- Eye Problems: Your giant Alaskan Malamute may inherit Progressive Retinal Atrophy (PRA) which could have a big impact on your dog’s quality of life and may ultimately lead to blindness. The “giant” breed could have a higher risk of contracting this disease because of its gene. PRA manifests around the age of three to five years and is not curable. It is advised to have your pet’s eyes checked if you notice dilated pupils.
- Dental Disease: One of the common health issues of dogs is dental disease, and your giant is not exempted from this. Once tartar starts building up, it progresses to infection, which leads to teeth loss. It may also damage their kidney, liver, joint, and heart, which could cut their life short by as much as three years!
Sound the Alarm
It is advised to regularly take your giants to the veterinarian, but if you notice these unusual and alarming signs and behavior, seek medical care immediately:
- Loss or change in appetite and water consumption
- Bad breath, red gums, or broken teeth
- Aggressive behavior
- Excessive sleeping
- Inability to urinate
- Itchy and red eyes
- Abnormal and excessive shaking or trembling
- Lethargy or avoiding exercise
- Rapid breathing while resting
- Weight loss
- Painful abdomen
- Smelly discharge
- Itchy hairless patches
Avoid self-medicating your giants; if you are not sure of its conditions and symptoms, take them to the vet immediately. Your giants rely on you for care, so it is only necessary to give them the best.
If you plan on getting a giant Alaskan Malamute, think first of the reasons you want and need this dog. You may also want to consult expert breeders and avoid those who have intentions of profiteering.

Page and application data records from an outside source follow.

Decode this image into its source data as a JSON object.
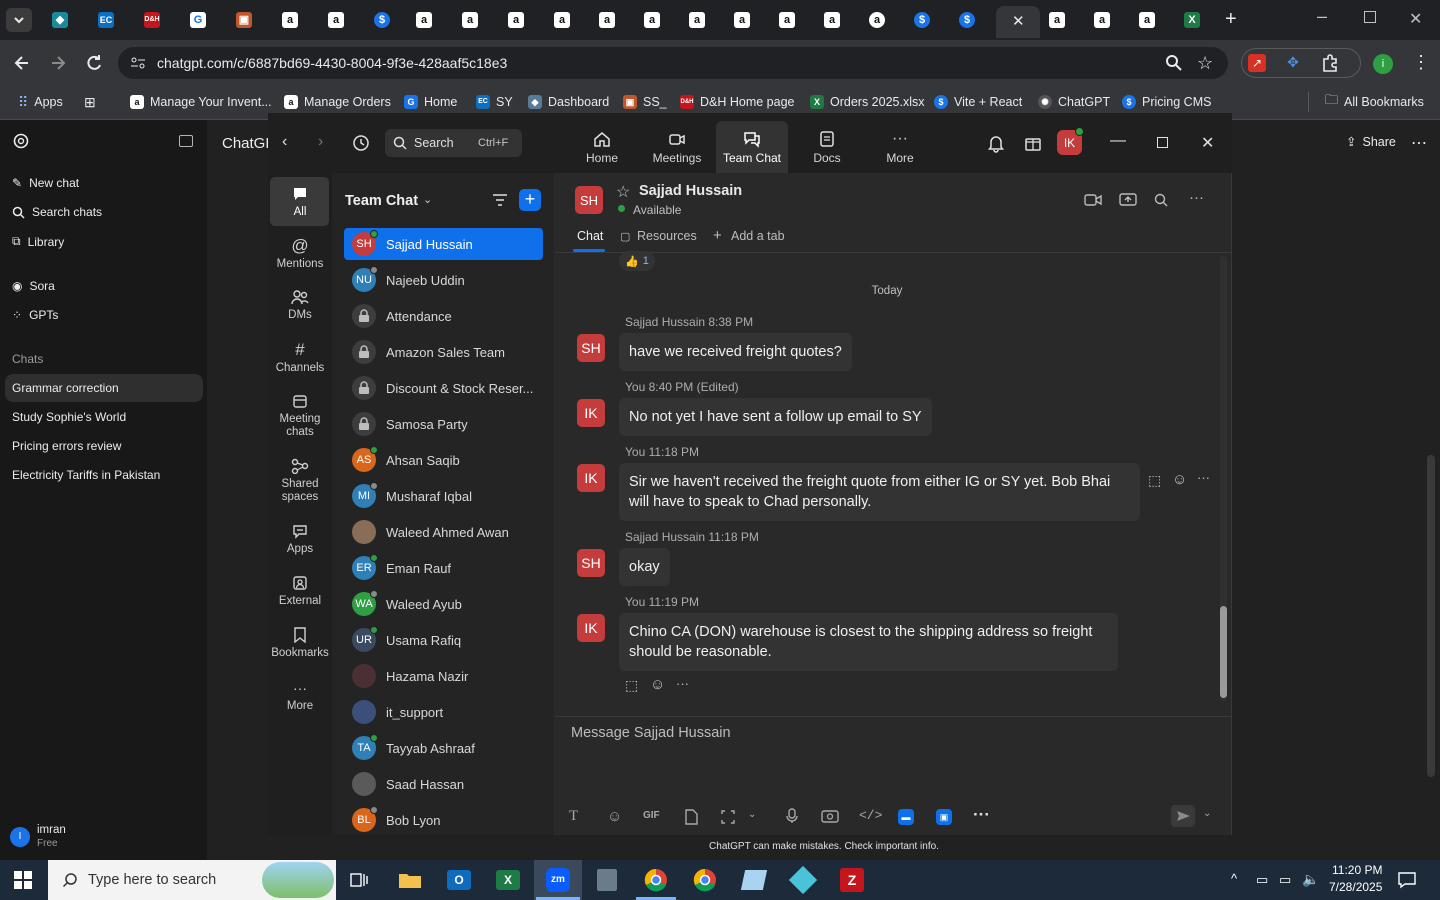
{
  "browser": {
    "url": "chatgpt.com/c/6887bd69-4430-8004-9f3e-428aaf5c18e3",
    "bookmarks": [
      {
        "label": "Apps"
      },
      {
        "label": "Manage Your Invent..."
      },
      {
        "label": "Manage Orders"
      },
      {
        "label": "Home"
      },
      {
        "label": "SY"
      },
      {
        "label": "Dashboard"
      },
      {
        "label": "SS_"
      },
      {
        "label": "D&H Home page"
      },
      {
        "label": "Orders 2025.xlsx"
      },
      {
        "label": "Vite + React"
      },
      {
        "label": "ChatGPT"
      },
      {
        "label": "Pricing CMS"
      }
    ],
    "all_bookmarks": "All Bookmarks"
  },
  "chatgpt": {
    "title": "ChatGP",
    "nav": {
      "new_chat": "New chat",
      "search": "Search chats",
      "library": "Library",
      "sora": "Sora",
      "gpts": "GPTs"
    },
    "chats_heading": "Chats",
    "chats": [
      "Grammar correction",
      "Study Sophie's World",
      "Pricing errors review",
      "Electricity Tariffs in Pakistan"
    ],
    "user": {
      "name": "imran",
      "plan": "Free",
      "initial": "I"
    },
    "share": "Share",
    "disclaimer": "ChatGPT can make mistakes. Check important info."
  },
  "teams": {
    "search": {
      "label": "Search",
      "shortcut": "Ctrl+F"
    },
    "top_nav": [
      "Home",
      "Meetings",
      "Team Chat",
      "Docs",
      "More"
    ],
    "self_initials": "IK",
    "rail": [
      "All",
      "Mentions",
      "DMs",
      "Channels",
      "Meeting chats",
      "Shared spaces",
      "Apps",
      "External",
      "Bookmarks",
      "More"
    ],
    "list_title": "Team Chat",
    "contacts": [
      {
        "initials": "SH",
        "name": "Sajjad Hussain",
        "color": "#c43c3c",
        "type": "avatar"
      },
      {
        "initials": "NU",
        "name": "Najeeb Uddin",
        "color": "#2f7fb8",
        "type": "avatar"
      },
      {
        "initials": "",
        "name": "Attendance",
        "color": "",
        "type": "lock"
      },
      {
        "initials": "",
        "name": "Amazon Sales Team",
        "color": "",
        "type": "lock"
      },
      {
        "initials": "",
        "name": "Discount & Stock Reser...",
        "color": "",
        "type": "lock"
      },
      {
        "initials": "",
        "name": "Samosa Party",
        "color": "",
        "type": "lock"
      },
      {
        "initials": "AS",
        "name": "Ahsan Saqib",
        "color": "#d9661a",
        "type": "avatar"
      },
      {
        "initials": "MI",
        "name": "Musharaf Iqbal",
        "color": "#2f7fb8",
        "type": "avatar"
      },
      {
        "initials": "",
        "name": "Waleed Ahmed Awan",
        "color": "#8a6d57",
        "type": "photo"
      },
      {
        "initials": "ER",
        "name": "Eman Rauf",
        "color": "#2f7fb8",
        "type": "avatar"
      },
      {
        "initials": "WA",
        "name": "Waleed Ayub",
        "color": "#2ea043",
        "type": "avatar"
      },
      {
        "initials": "UR",
        "name": "Usama Rafiq",
        "color": "#3a4a60",
        "type": "avatar"
      },
      {
        "initials": "",
        "name": "Hazama Nazir",
        "color": "#4a2f35",
        "type": "photo"
      },
      {
        "initials": "",
        "name": "it_support",
        "color": "#3b4f7a",
        "type": "photo"
      },
      {
        "initials": "TA",
        "name": "Tayyab Ashraaf",
        "color": "#2f7fb8",
        "type": "avatar"
      },
      {
        "initials": "",
        "name": "Saad Hassan",
        "color": "#5a5a5a",
        "type": "photo"
      },
      {
        "initials": "BL",
        "name": "Bob Lyon",
        "color": "#d9661a",
        "type": "avatar"
      }
    ],
    "chat": {
      "contact_initials": "SH",
      "contact_name": "Sajjad Hussain",
      "status": "Available",
      "tabs": [
        "Chat",
        "Resources",
        "Add a tab"
      ],
      "reaction_count": "1",
      "day_divider": "Today",
      "messages": [
        {
          "meta": "Sajjad Hussain 8:38 PM",
          "initials": "SH",
          "text": "have we received freight quotes?"
        },
        {
          "meta": "You 8:40 PM (Edited)",
          "initials": "IK",
          "text": "No not yet I have sent a follow up email to SY"
        },
        {
          "meta": "You 11:18 PM",
          "initials": "IK",
          "text": "Sir we haven't received the freight quote from either IG or SY yet. Bob Bhai will have to speak to Chad personally."
        },
        {
          "meta": "Sajjad Hussain 11:18 PM",
          "initials": "SH",
          "text": "okay"
        },
        {
          "meta": "You 11:19 PM",
          "initials": "IK",
          "text": "Chino CA (DON) warehouse is closest to the shipping address  so freight should be reasonable."
        }
      ],
      "compose_placeholder": "Message Sajjad Hussain",
      "gif_label": "GIF"
    }
  },
  "taskbar": {
    "search_placeholder": "Type here to search",
    "time": "11:20 PM",
    "date": "7/28/2025"
  },
  "colors": {
    "teams_accent": "#0e71eb",
    "self_avatar": "#c43c3c",
    "online": "#2ea043"
  }
}
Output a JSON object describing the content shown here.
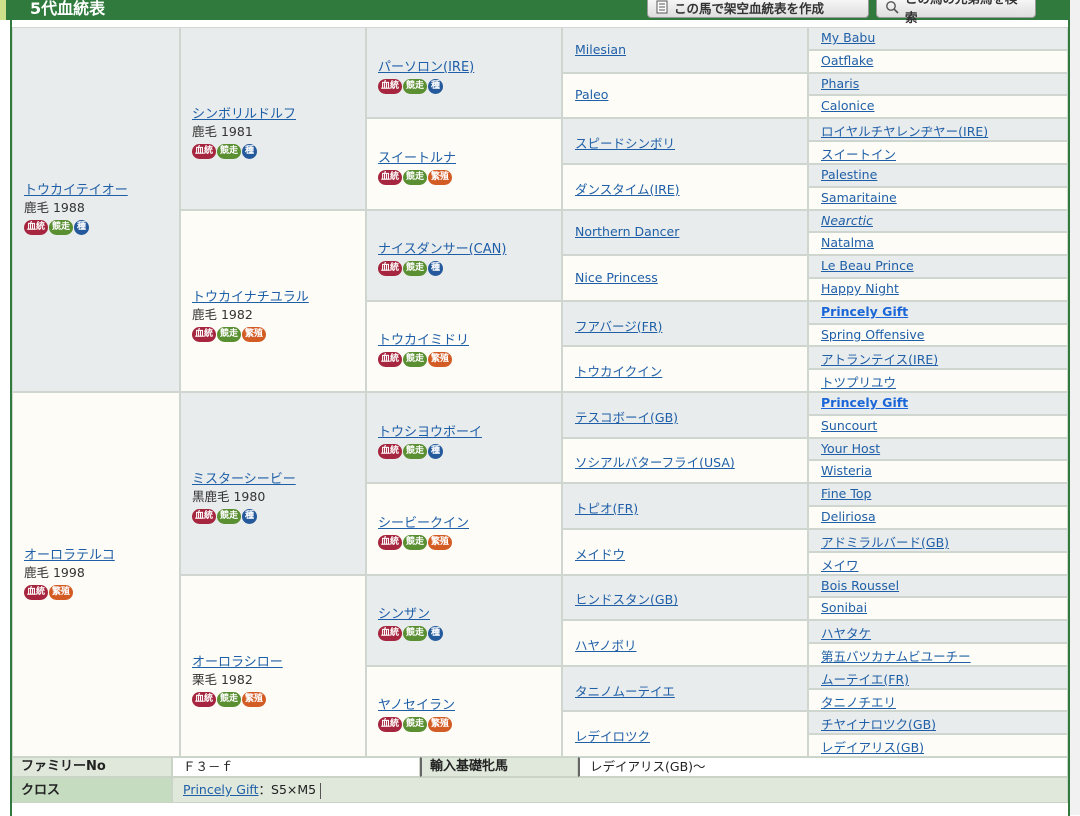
{
  "header": {
    "title": "5代血統表",
    "btn_make": "この馬で架空血統表を作成",
    "btn_search": "この馬の兄弟馬を検索"
  },
  "badges": {
    "blood": "血統",
    "race": "競走",
    "stud": "種",
    "brood": "繁殖"
  },
  "g1": [
    {
      "name": "トウカイテイオー",
      "info": "鹿毛 1988",
      "badges": [
        "blood",
        "race",
        "stud"
      ]
    },
    {
      "name": "オーロラテルコ",
      "info": "鹿毛 1998",
      "badges": [
        "blood",
        "brood"
      ]
    }
  ],
  "g2": [
    {
      "name": "シンボリルドルフ",
      "info": "鹿毛 1981",
      "badges": [
        "blood",
        "race",
        "stud"
      ]
    },
    {
      "name": "トウカイナチユラル",
      "info": "鹿毛 1982",
      "badges": [
        "blood",
        "race",
        "brood"
      ]
    },
    {
      "name": "ミスターシービー",
      "info": "黒鹿毛 1980",
      "badges": [
        "blood",
        "race",
        "stud"
      ]
    },
    {
      "name": "オーロラシロー",
      "info": "栗毛 1982",
      "badges": [
        "blood",
        "race",
        "brood"
      ]
    }
  ],
  "g3": [
    {
      "name": "パーソロン(IRE)",
      "badges": [
        "blood",
        "race",
        "stud"
      ]
    },
    {
      "name": "スイートルナ",
      "badges": [
        "blood",
        "race",
        "brood"
      ]
    },
    {
      "name": "ナイスダンサー(CAN)",
      "badges": [
        "blood",
        "race",
        "stud"
      ]
    },
    {
      "name": "トウカイミドリ",
      "badges": [
        "blood",
        "race",
        "brood"
      ]
    },
    {
      "name": "トウシヨウボーイ",
      "badges": [
        "blood",
        "race",
        "stud"
      ]
    },
    {
      "name": "シービークイン",
      "badges": [
        "blood",
        "race",
        "brood"
      ]
    },
    {
      "name": "シンザン",
      "badges": [
        "blood",
        "race",
        "stud"
      ]
    },
    {
      "name": "ヤノセイラン",
      "badges": [
        "blood",
        "race",
        "brood"
      ]
    }
  ],
  "g4": [
    "Milesian",
    "Paleo",
    "スピードシンボリ",
    "ダンスタイム(IRE)",
    "Northern Dancer",
    "Nice Princess",
    "フアバージ(FR)",
    "トウカイクイン",
    "テスコボーイ(GB)",
    "ソシアルバターフライ(USA)",
    "トピオ(FR)",
    "メイドウ",
    "ヒンドスタン(GB)",
    "ハヤノボリ",
    "タニノムーテイエ",
    "レデイロツク"
  ],
  "g5": [
    "My Babu",
    "Oatflake",
    "Pharis",
    "Calonice",
    "ロイヤルチヤレンヂヤー(IRE)",
    "スイートイン",
    "Palestine",
    "Samaritaine",
    "Nearctic",
    "Natalma",
    "Le Beau Prince",
    "Happy Night",
    "Princely Gift",
    "Spring Offensive",
    "アトランテイス(IRE)",
    "トツプリユウ",
    "Princely Gift",
    "Suncourt",
    "Your Host",
    "Wisteria",
    "Fine Top",
    "Deliriosa",
    "アドミラルバード(GB)",
    "メイワ",
    "Bois Roussel",
    "Sonibai",
    "ハヤタケ",
    "第五バツカナムビユーチー",
    "ムーテイエ(FR)",
    "タニノチエリ",
    "チヤイナロツク(GB)",
    "レデイアリス(GB)"
  ],
  "footer": {
    "family_label": "ファミリーNo",
    "family_value": "Ｆ３－ｆ",
    "import_label": "輸入基礎牝馬",
    "import_value": "レデイアリス(GB)～",
    "cross_label": "クロス",
    "cross_horse": "Princely Gift",
    "cross_value": "：S5×M5"
  }
}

Giant Alaskan Malamutes need extra attention and care, and like any dog, they deserve a home suitable for them, and humans that will understand their needs.